China’s coast guard entities are rapidly expanding their capabilities and proficiency. The results are amply evident in the many rescues of both Chinese and also foreign nationals now occurring in the crowded sea lanes proximate to the Chinese coast. Whether or not Beijing opts to unify its many maritime agencies in a single powerful coast guard, the increasing strength of China’s maritime enforcement capacities may well result in a more robust posture with respect to various maritime sovereignty and resources disputes. The role of some of these agencies in the March 2009 incident with the USNS Impeccable may hint at this new bearing and also to the certainty that many challenges still lie ahead for establishing enhanced regional maritime cooperation. A more subtle but no less significant implication will be China’s much higher profile in oceans policy and maritime management issues in various significant regions, from Southeast Asia reaching across the Indian Ocean to Africa.  Nevertheless, there are some rather encouraging signs that China’s coast guard entities will take a sophisticated view of maritime security. The Ningbo Academy study authors, for example, reiterate this highly significant point:  “Naturally, in the course of the struggle for national interests, contradictions are inevitable. The real question is what means are used to settle these disputes. Giving full play to the government’s capabilities, deploying the navy cautiously and strenuously trying to limit the conflict’s scope to among the civil maritime authorities, can avoid a resort to escalation of the crisis” [13]. Such reasoning among Chinese maritime strategists strongly suggests that China’s emergence as a “responsible maritime stakeholder” in the 21st century is feasible if the current momentum for regional and global maritime security is adequately supported and even accelerated.


1. A laudable effort to understand China’s approach to nontraditional security issues is Susan L. Craig, Chinese Perceptions of Traditional and Nontraditional Security Threats (Carlisle:  U.S. Army War College, 2007). Yet, this effort does not discuss the Chinese coast guard or maritime security issues generally.

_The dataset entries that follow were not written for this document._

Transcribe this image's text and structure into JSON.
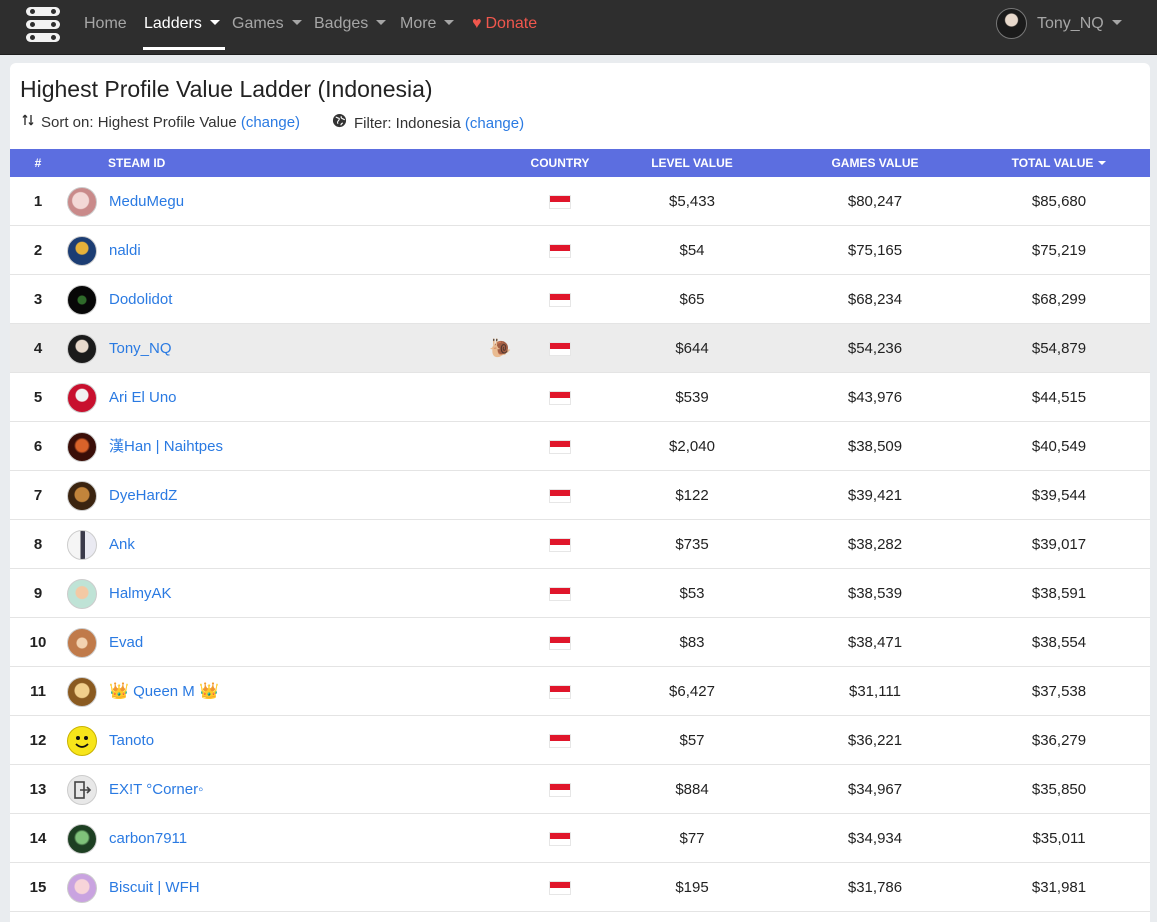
{
  "nav": {
    "home": "Home",
    "ladders": "Ladders",
    "games": "Games",
    "badges": "Badges",
    "more": "More",
    "donate": "Donate",
    "user": "Tony_NQ"
  },
  "page": {
    "title": "Highest Profile Value Ladder (Indonesia)",
    "sort_label": "Sort on: Highest Profile Value",
    "sort_change": "(change)",
    "filter_label": "Filter: Indonesia",
    "filter_change": "(change)"
  },
  "table": {
    "headers": {
      "rank": "#",
      "steam_id": "STEAM ID",
      "country": "COUNTRY",
      "level_value": "LEVEL VALUE",
      "games_value": "GAMES VALUE",
      "total_value": "TOTAL VALUE"
    },
    "rows": [
      {
        "rank": "1",
        "name": "MeduMegu",
        "level": "$5,433",
        "games": "$80,247",
        "total": "$85,680"
      },
      {
        "rank": "2",
        "name": "naldi",
        "level": "$54",
        "games": "$75,165",
        "total": "$75,219"
      },
      {
        "rank": "3",
        "name": "Dodolidot",
        "level": "$65",
        "games": "$68,234",
        "total": "$68,299"
      },
      {
        "rank": "4",
        "name": "Tony_NQ",
        "level": "$644",
        "games": "$54,236",
        "total": "$54,879"
      },
      {
        "rank": "5",
        "name": "Ari El Uno",
        "level": "$539",
        "games": "$43,976",
        "total": "$44,515"
      },
      {
        "rank": "6",
        "name": "漢Han | Naihtpes",
        "level": "$2,040",
        "games": "$38,509",
        "total": "$40,549"
      },
      {
        "rank": "7",
        "name": "DyeHardZ",
        "level": "$122",
        "games": "$39,421",
        "total": "$39,544"
      },
      {
        "rank": "8",
        "name": "Ank",
        "level": "$735",
        "games": "$38,282",
        "total": "$39,017"
      },
      {
        "rank": "9",
        "name": "HalmyAK",
        "level": "$53",
        "games": "$38,539",
        "total": "$38,591"
      },
      {
        "rank": "10",
        "name": "Evad",
        "level": "$83",
        "games": "$38,471",
        "total": "$38,554"
      },
      {
        "rank": "11",
        "name": "Queen M",
        "level": "$6,427",
        "games": "$31,111",
        "total": "$37,538"
      },
      {
        "rank": "12",
        "name": "Tanoto",
        "level": "$57",
        "games": "$36,221",
        "total": "$36,279"
      },
      {
        "rank": "13",
        "name": "EX!T °Corner◦",
        "level": "$884",
        "games": "$34,967",
        "total": "$35,850"
      },
      {
        "rank": "14",
        "name": "carbon7911",
        "level": "$77",
        "games": "$34,934",
        "total": "$35,011"
      },
      {
        "rank": "15",
        "name": "Biscuit | WFH",
        "level": "$195",
        "games": "$31,786",
        "total": "$31,981"
      }
    ]
  },
  "icons": {
    "crown": "👑",
    "snail": "🐌"
  },
  "colors": {
    "navbar": "#2e2e2e",
    "header_row": "#5c6ee0",
    "link": "#2a7ae2",
    "donate": "#f0574d",
    "highlight_row": "#ececec",
    "flag_red": "#e0162b"
  }
}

2. He Zhonglong et al., Research on the Building of the Chinese Coast Guard, pp. 69, 145. Original in Chinese.
3. See, for example,  Bai Junfeng, Conception Regarding the Building of China’s Maritime Police, Maritime Management (March 2006), p. 35.
4. Author’s estimate drawn primarily from interviews in Beijing and Qingdao in 2006-07.
5. This information is mostly derived from Chen Guangwen, China’s Coast Guard Capabilities, Ordinance Knowledge (May 2009), pp. 50-51.
6. Author’s interviews in Beijing, April 2009.
7. See, for example, Sun Xuxian, China Maritime Surveillance:  Protecting the Nation’s Oceanic Interests, China National Defense Report, May 5, 2008, p. 21.
8. "Head of International Cooperation Department of Ministry of Transportation Reveals Origins of Decision on Naval Escort," Sanlian Life Weekly, January 16, 2009. Prof. Nan Li of Naval War College has identified this source and noted the importance of this information.
9. Chen Guangwen, China’s Coast Guard Capabilities, Ordinance Knowledge, May 2009, pp. 51-52.
10. Lu Wenhui and Ye Xinhu, Research on the Platforms Used in the Xiamen City Illegal Drug Problem, Fujian Police Senior Academy Journal (March 2007), p. 12.
11. Sun Jingping, Notes on Maritime Security Strategy in the New Period for the New Century, China Military Science (June 2008), pp. 77-78.
12. Richard Suttmeier, “China, Safety, and the Management of Risks,” Asia Policy 6 (July 2008), p.131, 133, 143.
13. He Zhonglong et al., Research on the Building of the Chinese Coast Guard, p. 15.